Since its founding in 2005, the Wildflower Café in Mentone has built a reputation for good food and good times among locals and the tourists and second-home owners who flock on weekends and holidays to the charming town on Lookout Mountain.
Write-ups in state and regional publications help, as do cable TV programs like “Authentic America,” which featured the bohemian café and country store last year. After watching the episode, for example, a man from Iowa recently made reservations to celebrate his 84th birthday there.
“People are driving from all over just to come here,” says Laura Catherine “L.C.” Moon who has owned it since 2007. “It’s become a destination.”
Inside Wildflower Cafe (Wildflower Cafe/Facebook)
Lunch, available Thursday through Monday, features salads, quiches, and pasta with vegetables, along with burgers, sandwiches, and wraps. Burger ($11-$15) choices include a house-ground beef sirloin-and-fillet patty, wild-caught salmon, or grilled portobello with smoked provolone cheese. Weekend lunch specials might include crab-cake burgers.
At dinner, Friday and Saturday only, salads can become meals with added grilled or blackened salmon. Grilled filet mignon can be gilded with blue cheese and special seasonings. Specials might include pastry-wrapped Salmon Wellington.
“We have something for everybody,” Moon says. “We’ve got a kids menu. We’ve got hormone-free meat, the healthiest meat you’re going to get. We also have vegan, vegetarian, and gluten-free options.”

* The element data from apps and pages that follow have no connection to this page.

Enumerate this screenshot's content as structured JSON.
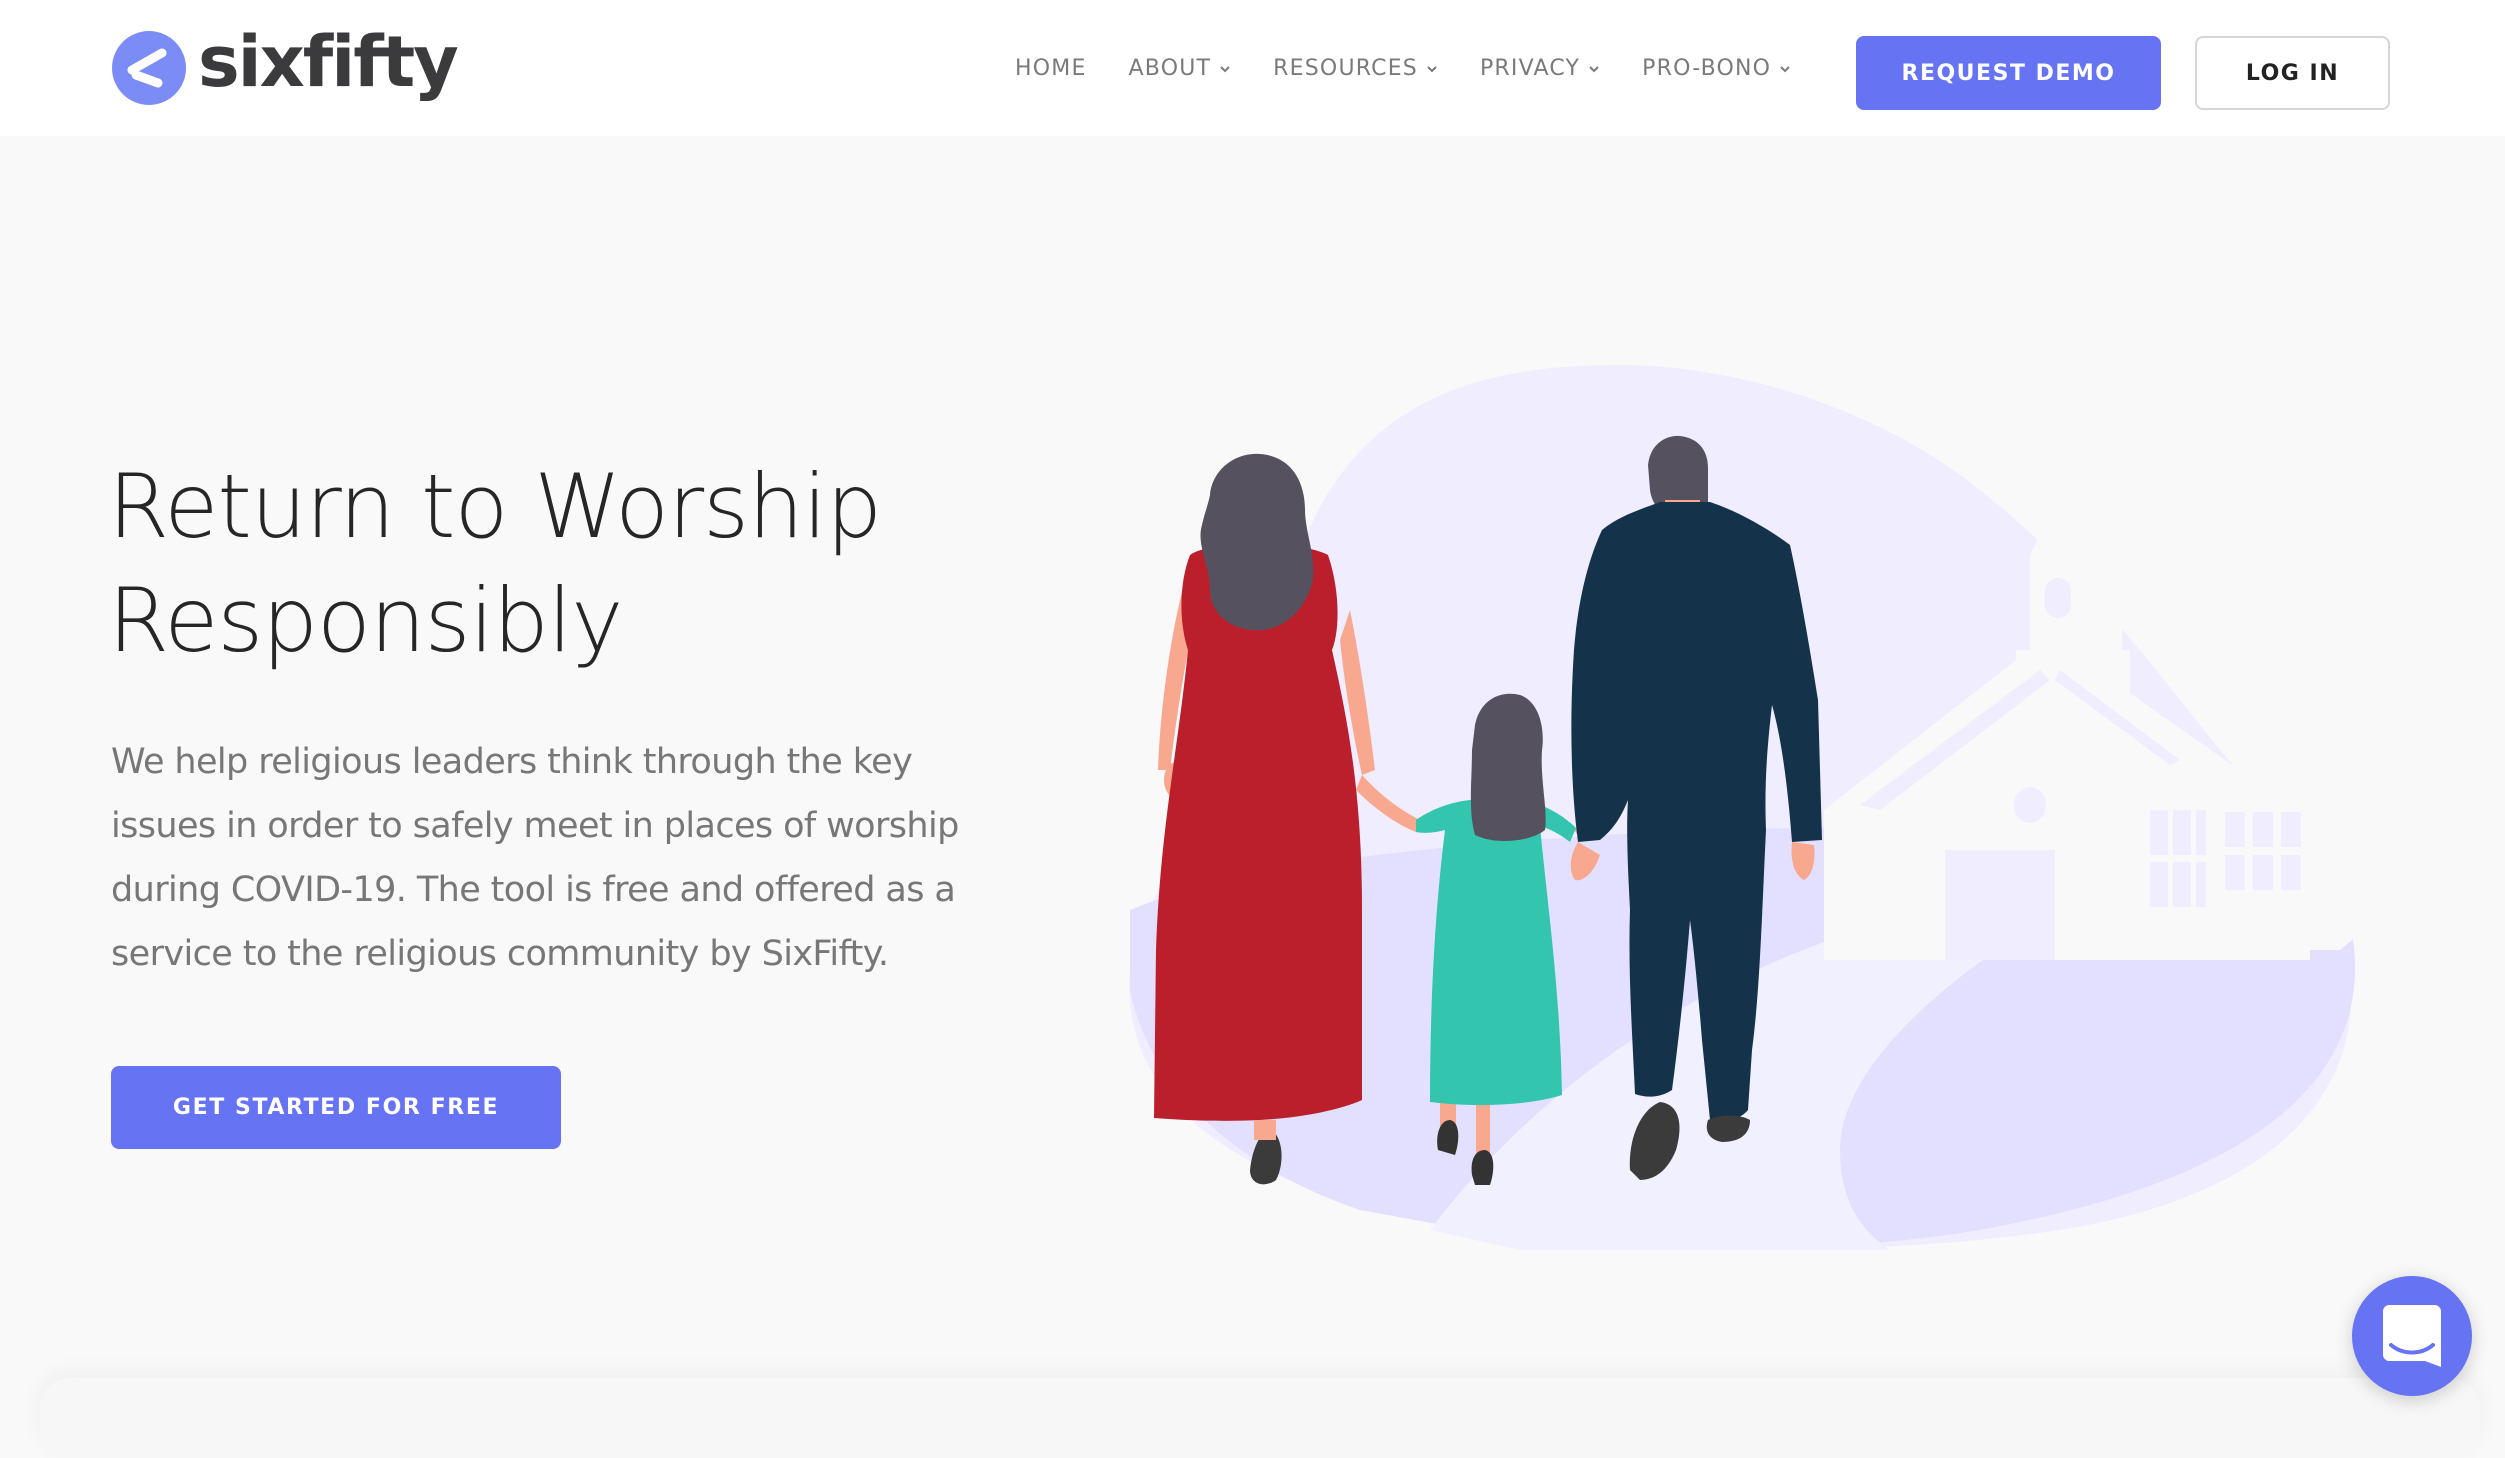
{
  "brand": {
    "name": "sixfifty",
    "logo_icon": "chevron-left-bubble-icon",
    "accent_color": "#6673f3",
    "logo_circle_color": "#7b8cf6"
  },
  "nav": {
    "items": [
      {
        "label": "HOME",
        "has_dropdown": false
      },
      {
        "label": "ABOUT",
        "has_dropdown": true
      },
      {
        "label": "RESOURCES",
        "has_dropdown": true
      },
      {
        "label": "PRIVACY",
        "has_dropdown": true
      },
      {
        "label": "PRO-BONO",
        "has_dropdown": true
      }
    ],
    "request_demo_label": "REQUEST DEMO",
    "login_label": "LOG IN"
  },
  "hero": {
    "title_lines": [
      "Return to Worship",
      "Responsibly"
    ],
    "description_lines": [
      "We help religious leaders think through the key",
      "issues in order to safely meet in places of worship",
      "during COVID-19. The tool is free and offered as a",
      "service to the religious community by SixFifty."
    ],
    "cta_label": "GET STARTED FOR FREE",
    "illustration": "family-walking-to-church-illustration"
  },
  "chat": {
    "icon": "chat-smile-icon"
  }
}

But the Wildflower is best known for its Famous Tomato Pie. It helped the restaurant win Alabama Magazine’s reader poll as the state’s best café in 2015 and 2018 and is one of the Alabama Tourism Department’s “100 Dishes to Eat in Alabama.”
Moon demurs when asked to share the recipe, but reveals that tomato slices are soaked in balsamic vinegar and Italian seasonings, strained and layered with mayonnaise and cheeses, and baked in a 10-inch pie crust.
The famous tomato pie (Wildflower Cafe/Contributed)
The recipe was brought in by a customer, Cindy Tyson, who asked the chef to make it for her. After sharing slices with early-arriving diners, he quickly realized it would be a hit. It was gone by the time Tyson arrived.
“People say that they make it at home and it just doesn’t taste the same,” Moon says. “I don’t know if it’s just the vibes at the Wildflower and the love the kitchen puts into it.”
The pie ($5-$7 depending on portion size) is always available—lunch, dinner, and Sunday brunch. The dinnertime Loaded Tomato Pie entrée ($23 with no meat; $27 with grilled chicken) is served with angel hair pasta on a bed of spinach, and topped with two cheeses and garlic-parmesan dipping sauce. Moon describes it as “a mouth explosion.”
Her favorites are Wildflower’s Peanut Butter Pie ($7), triple-layered Carrot Cake ($7), crust-free Spinach Quiche ($9), and Mediterranean Pasta ($16, more with added chicken or salmon).
Moon shows off some of the items for sale in the gift shop (Wildflower Cafe/Contributed)
Moon—“I just go by ‘Moon,’” she quips, “like Cher and Madonna”—depends on staff for flavor feedback on some dishes. “I don’t eat meat,” she says. “I made cabernet beef tips in portobello wild rice last weekend and I was having everybody taste it because I don’t eat it.”
Food’s not the only draw at Wildflower Café. Musicians regularly entertain customers. Wildflower’s shop, where Moon displays and sells the works of nearly four-dozen artists and artisans, invites browsing.
“If you would like to have a unique experience,” she says, “where you have local art, live music, great-feeling ambiance, fresh-cooked food, a place you can feel at home, and that you’ll want to come back and back and bring guests—come to the Wildflower.”